NEWS BLOG (WSAU) Many years ago I lived in New Hampshire, the other insurance optional state.
It was my first job out of college. I rented a small downtown apartment for $340 a month. All of my worldly possessions fit into those three rooms. I drove a compact Hyundai hatchback that I bought from my father for $500. Money was tight. I didn’t want to pay for car insurance if the state said I didn’t have to have it.
I remember arguing with my father about it. He had two points. First, he was worried about my financial future. If I ever caused a serious car crash, how would I ever get a mortgage or any other type of credit if I had expensive lawsuits hanging over me? Secondly, he said it was socially irresponsible for people to drive around with the potential to cause tremendous damage and no way of paying for it.

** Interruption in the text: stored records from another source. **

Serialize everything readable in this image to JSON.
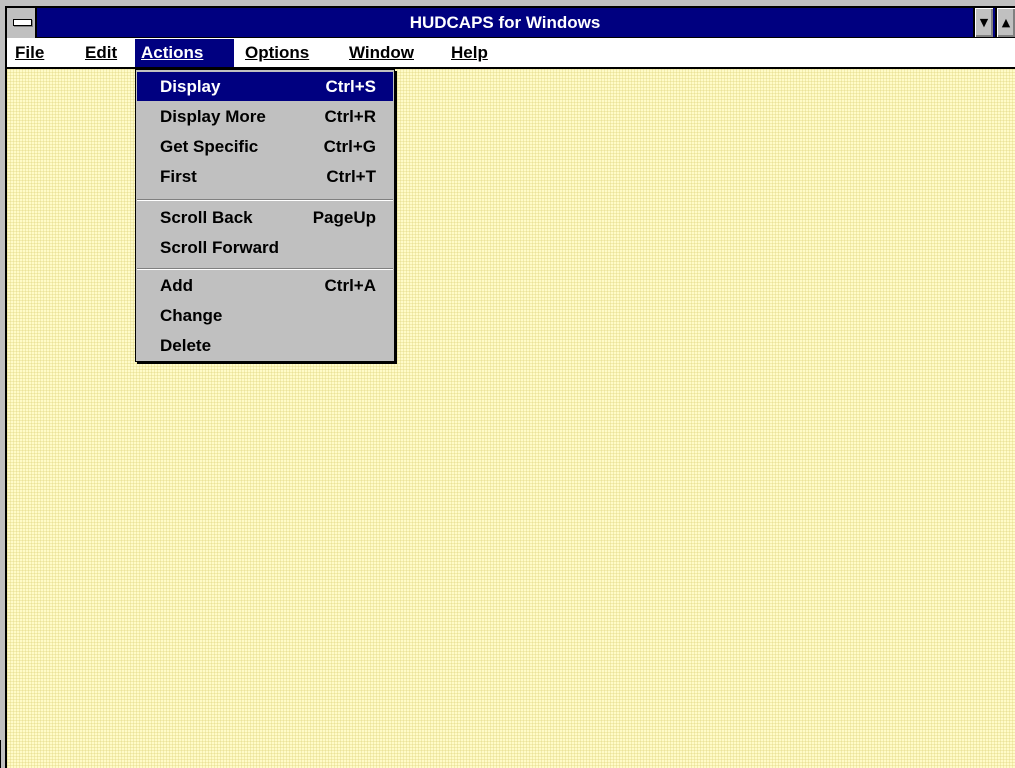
{
  "window": {
    "title": "HUDCAPS for Windows"
  },
  "menubar": {
    "items": [
      {
        "label": "File"
      },
      {
        "label": "Edit"
      },
      {
        "label": "Actions"
      },
      {
        "label": "Options"
      },
      {
        "label": "Window"
      },
      {
        "label": "Help"
      }
    ]
  },
  "actions_menu": {
    "items": [
      {
        "label": "Display",
        "accel": "Ctrl+S"
      },
      {
        "label": "Display More",
        "accel": "Ctrl+R"
      },
      {
        "label": "Get Specific",
        "accel": "Ctrl+G"
      },
      {
        "label": "First",
        "accel": "Ctrl+T"
      },
      {
        "label": "Scroll Back",
        "accel": "PageUp"
      },
      {
        "label": "Scroll Forward",
        "accel": ""
      },
      {
        "label": "Add",
        "accel": "Ctrl+A"
      },
      {
        "label": "Change",
        "accel": ""
      },
      {
        "label": "Delete",
        "accel": ""
      }
    ]
  },
  "colors": {
    "titlebar": "#000080",
    "menu_highlight": "#000080",
    "menu_background": "#c0c0c0",
    "client_background": "#fffbc8"
  },
  "icons": {
    "system_menu": "system-menu-icon",
    "minimize": "minimize-arrow-icon",
    "maximize": "maximize-arrow-icon"
  }
}
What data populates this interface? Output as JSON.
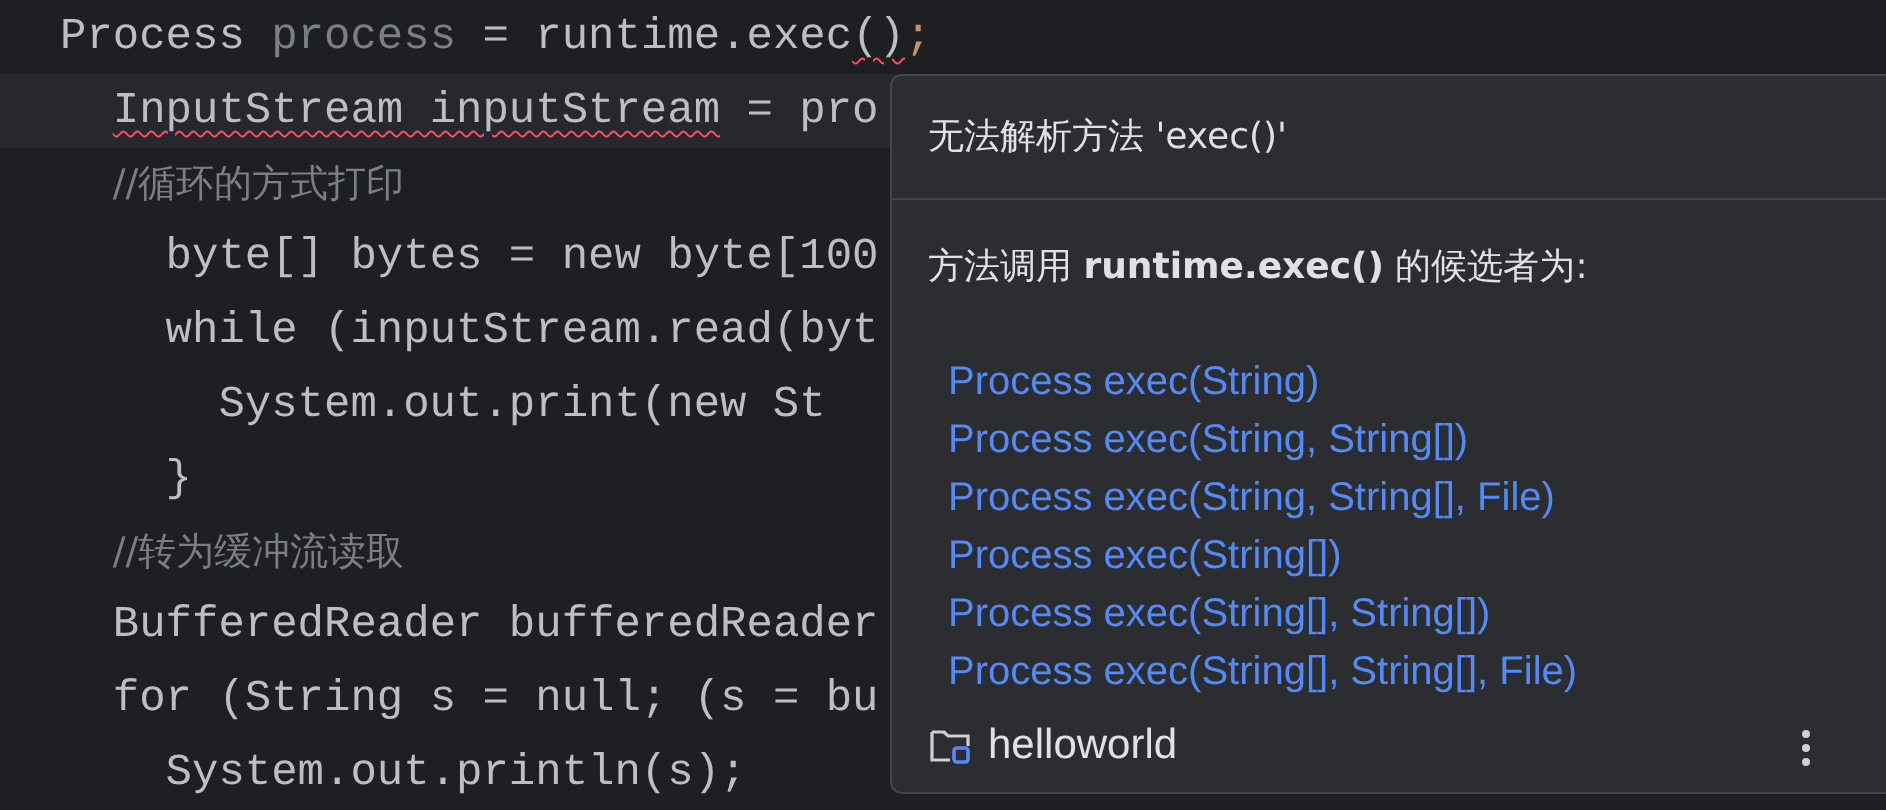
{
  "editor": {
    "lines": [
      {
        "current": false,
        "segments": [
          {
            "kind": "plain",
            "text": "Process "
          },
          {
            "kind": "unused",
            "text": "process"
          },
          {
            "kind": "plain",
            "text": " = runtime.exec"
          },
          {
            "kind": "error",
            "text": "()"
          },
          {
            "kind": "semicolon",
            "text": ";"
          }
        ],
        "children": [
          {
            "current": true,
            "segments": [
              {
                "kind": "error",
                "text": "InputStream inputStream"
              },
              {
                "kind": "plain",
                "text": " = pro"
              }
            ]
          },
          {
            "current": false,
            "segments": [
              {
                "kind": "comment",
                "text": "//循环的方式打印"
              }
            ],
            "children": [
              {
                "current": false,
                "segments": [
                  {
                    "kind": "plain",
                    "text": "byte[] bytes = new byte[100"
                  }
                ]
              },
              {
                "current": false,
                "segments": [
                  {
                    "kind": "plain",
                    "text": "while (inputStream.read(byt"
                  }
                ],
                "children": [
                  {
                    "current": false,
                    "segments": [
                      {
                        "kind": "plain",
                        "text": "System.out.print(new St"
                      }
                    ]
                  }
                ]
              },
              {
                "current": false,
                "segments": [
                  {
                    "kind": "plain",
                    "text": "}"
                  }
                ]
              }
            ]
          },
          {
            "current": false,
            "segments": [
              {
                "kind": "comment",
                "text": "//转为缓冲流读取"
              }
            ]
          },
          {
            "current": false,
            "segments": [
              {
                "kind": "plain",
                "text": "BufferedReader bufferedReader"
              }
            ]
          },
          {
            "current": false,
            "segments": [
              {
                "kind": "plain",
                "text": "for (String s = null; (s = bu"
              }
            ],
            "children": [
              {
                "current": false,
                "segments": [
                  {
                    "kind": "plain",
                    "text": "System.out.println(s);"
                  }
                ]
              }
            ]
          }
        ]
      }
    ]
  },
  "popup": {
    "title": "无法解析方法 'exec()'",
    "message": "方法调用 **runtime.exec()** 的候选者为:",
    "candidates": [
      "Process exec(String)",
      "Process exec(String, String[])",
      "Process exec(String, String[], File)",
      "Process exec(String[])",
      "Process exec(String[], String[])",
      "Process exec(String[], String[], File)"
    ],
    "footer": {
      "project": "helloworld"
    }
  }
}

I had one counter-point: If I was, God forbid, to cause an accident, what would the victims sue me for? My CD’s ? My books? I was young and had no net-worth. Insurance was for people who had things to protect. No one wants to be financially wiped out because they caused a car accident. My I didn’t have things that needed protecting.

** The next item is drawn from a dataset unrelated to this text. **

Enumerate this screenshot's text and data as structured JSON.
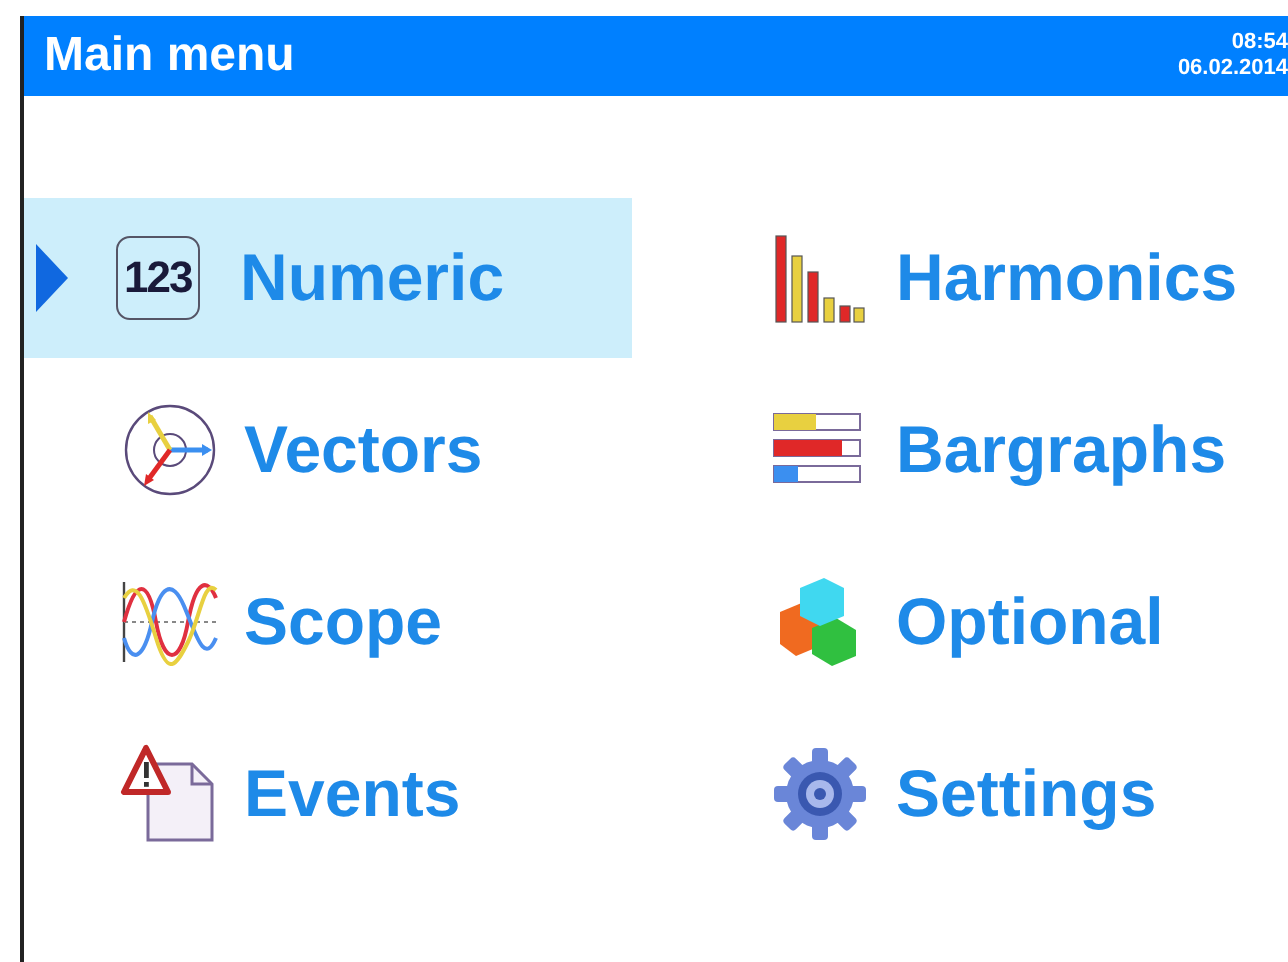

In the end, I got insurance. New Hampshire was a small state. On weekends I’d drive to Boston. I’d hop in the car to visit family and friends in Connecticut and New York. Those states required insurance. Police there always asked for insurance cards when they pulled over a car with New Hampshire plates. That your home state didn’t require insurance wasn’t an excuse. Connecticut would impound your car until a driver with insurance showed up to legally drive it home. I decided it wasn’t worth the risk.

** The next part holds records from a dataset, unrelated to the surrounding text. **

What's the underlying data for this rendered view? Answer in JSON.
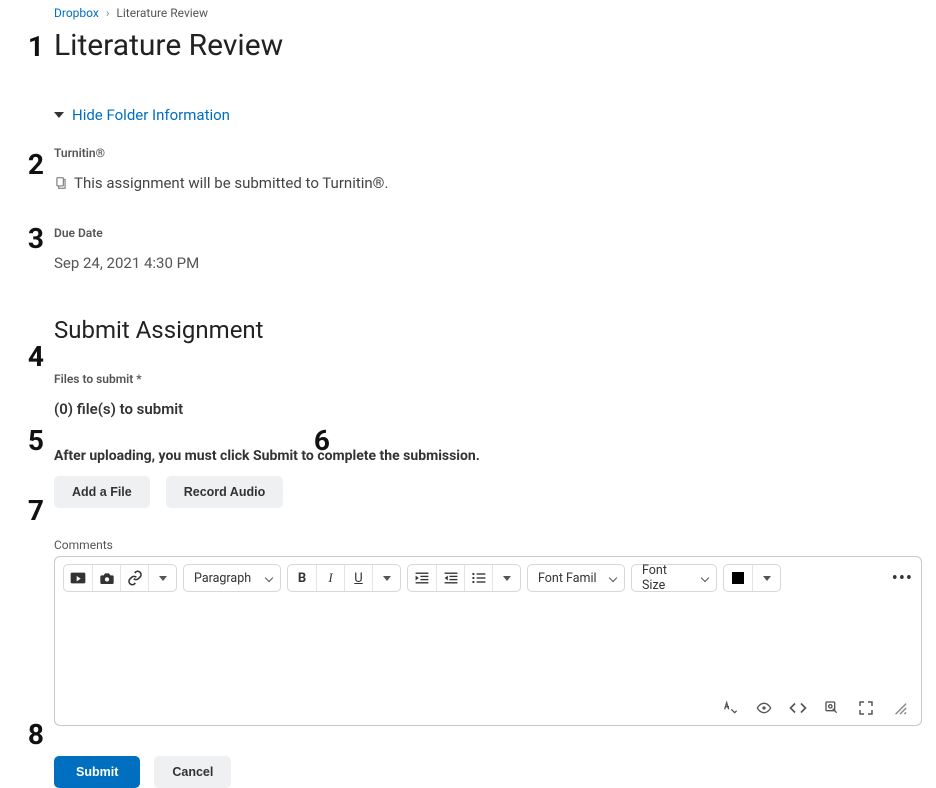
{
  "annotations": {
    "a1": "1",
    "a2": "2",
    "a3": "3",
    "a4": "4",
    "a5": "5",
    "a6": "6",
    "a7": "7",
    "a8": "8"
  },
  "breadcrumb": {
    "root": "Dropbox",
    "sep": "›",
    "leaf": "Literature Review"
  },
  "page_title": "Literature Review",
  "hide_folder": "Hide Folder Information",
  "turnitin": {
    "label": "Turnitin®",
    "msg": "This assignment will be submitted to Turnitin®."
  },
  "due": {
    "label": "Due Date",
    "value": "Sep 24, 2021 4:30 PM"
  },
  "submit_heading": "Submit Assignment",
  "files": {
    "label": "Files to submit *",
    "count_text": "(0) file(s) to submit",
    "hint": "After uploading, you must click Submit to complete the submission."
  },
  "buttons": {
    "add_file": "Add a File",
    "record_audio": "Record Audio",
    "submit": "Submit",
    "cancel": "Cancel"
  },
  "comments_label": "Comments",
  "toolbar": {
    "paragraph": "Paragraph",
    "font_family": "Font Famil",
    "font_size": "Font Size"
  }
}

In Wisconsin, the state just decided that for you.
Operations Manager-Midwest Communications, Wausau